4.) Oil revenues and resources must be under the purview of the federal government rather than Iraq's various regions. (YES, YES, YES!) The outcry this recommendation caused among Iraq's powerful Kurdish and Shia blocs just shows how little they are committed to an Iraq that benefits all its citizens. This is the one measure, that if carried out in the way most powerful political players desire (i.e. Kurds and Shia), GUARANTEES the continuation of conflict and violence in Iraq for the foreseeable future. Sunnis, left in a region with no oil and no viable economy, will just be forever waging war on the other two regions in order to get some of the pie. Even more disastrously, the area, left on its own, without resources, and already home to a growing number of Sunni extremists, becomes fertile ground as a permanent terrorist safehaven.
5.) US diplomatic efforts in Iraq do not reflect the fact it is the US's highest foreign policy priority and critical to the future credibility and security of our nation. 33 out of 1,000 Embassy employees speak Arabic, states the report. That figure must include translators. There were only three Arabic speakers when I worked in the Embassy, plus the translators and some Arab-American contractors who worked in the Iraq Reconstruction and Management office. As one of those who did not speak a word of Arabic at the time, I know how hampering the language divide is. It required herculean efforts not to be in the dark about what was really going on inside government ministries, official statements and news, and biased who we would talk to (i.e. those who spoke English). Which brings me to the next point:
6.) ISG's key recommendation on US troops is to transition them out of Iraq by stepping up efforts to support, train, and equip Iraqi army and police.

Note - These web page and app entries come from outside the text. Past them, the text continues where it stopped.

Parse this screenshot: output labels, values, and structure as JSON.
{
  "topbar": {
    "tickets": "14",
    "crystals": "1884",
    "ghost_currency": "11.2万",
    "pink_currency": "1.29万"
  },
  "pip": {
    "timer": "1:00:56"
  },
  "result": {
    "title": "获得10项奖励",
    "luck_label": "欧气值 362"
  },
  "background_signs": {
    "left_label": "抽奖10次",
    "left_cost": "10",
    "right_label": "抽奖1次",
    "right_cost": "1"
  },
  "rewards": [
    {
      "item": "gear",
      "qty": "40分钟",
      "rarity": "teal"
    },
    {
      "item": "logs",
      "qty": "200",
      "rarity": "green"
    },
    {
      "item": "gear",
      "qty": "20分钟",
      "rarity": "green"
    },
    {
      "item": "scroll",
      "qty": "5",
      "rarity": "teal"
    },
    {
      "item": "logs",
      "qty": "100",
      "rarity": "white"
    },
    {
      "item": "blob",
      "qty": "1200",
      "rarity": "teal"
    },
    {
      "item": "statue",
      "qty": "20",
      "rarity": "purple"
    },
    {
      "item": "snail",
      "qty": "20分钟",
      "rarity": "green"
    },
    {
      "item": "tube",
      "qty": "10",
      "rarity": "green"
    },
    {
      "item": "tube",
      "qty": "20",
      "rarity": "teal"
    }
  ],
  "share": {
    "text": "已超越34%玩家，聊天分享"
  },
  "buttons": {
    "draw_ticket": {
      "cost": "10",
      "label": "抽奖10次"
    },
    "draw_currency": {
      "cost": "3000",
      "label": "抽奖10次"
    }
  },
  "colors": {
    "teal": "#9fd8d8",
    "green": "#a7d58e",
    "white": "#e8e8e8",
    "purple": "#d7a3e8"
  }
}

To accomplish this, the report calls for increased American troops as military advisors embedded in all the Iraqi units in the Army and police. I highly doubt that the US military has that number of translators who could work side by side with the military officers in these various units.
7.) The report puts forward a similar idea on training the Iraqi police. They call for more training of police units by civilians, who should be located side by side with Iraqis, even at police stations. Given the security environment, finding such individuals willing to take on those roles will be very difficult, if not impossible. If they do, it will come at great cost to the taxpayer to front the bill for the security teams to protect those US trainers. (For example, when I was planning to go to Baghdad last month, my security would have cost $85,000/month and that was only inside the green zone.)
More comments to come...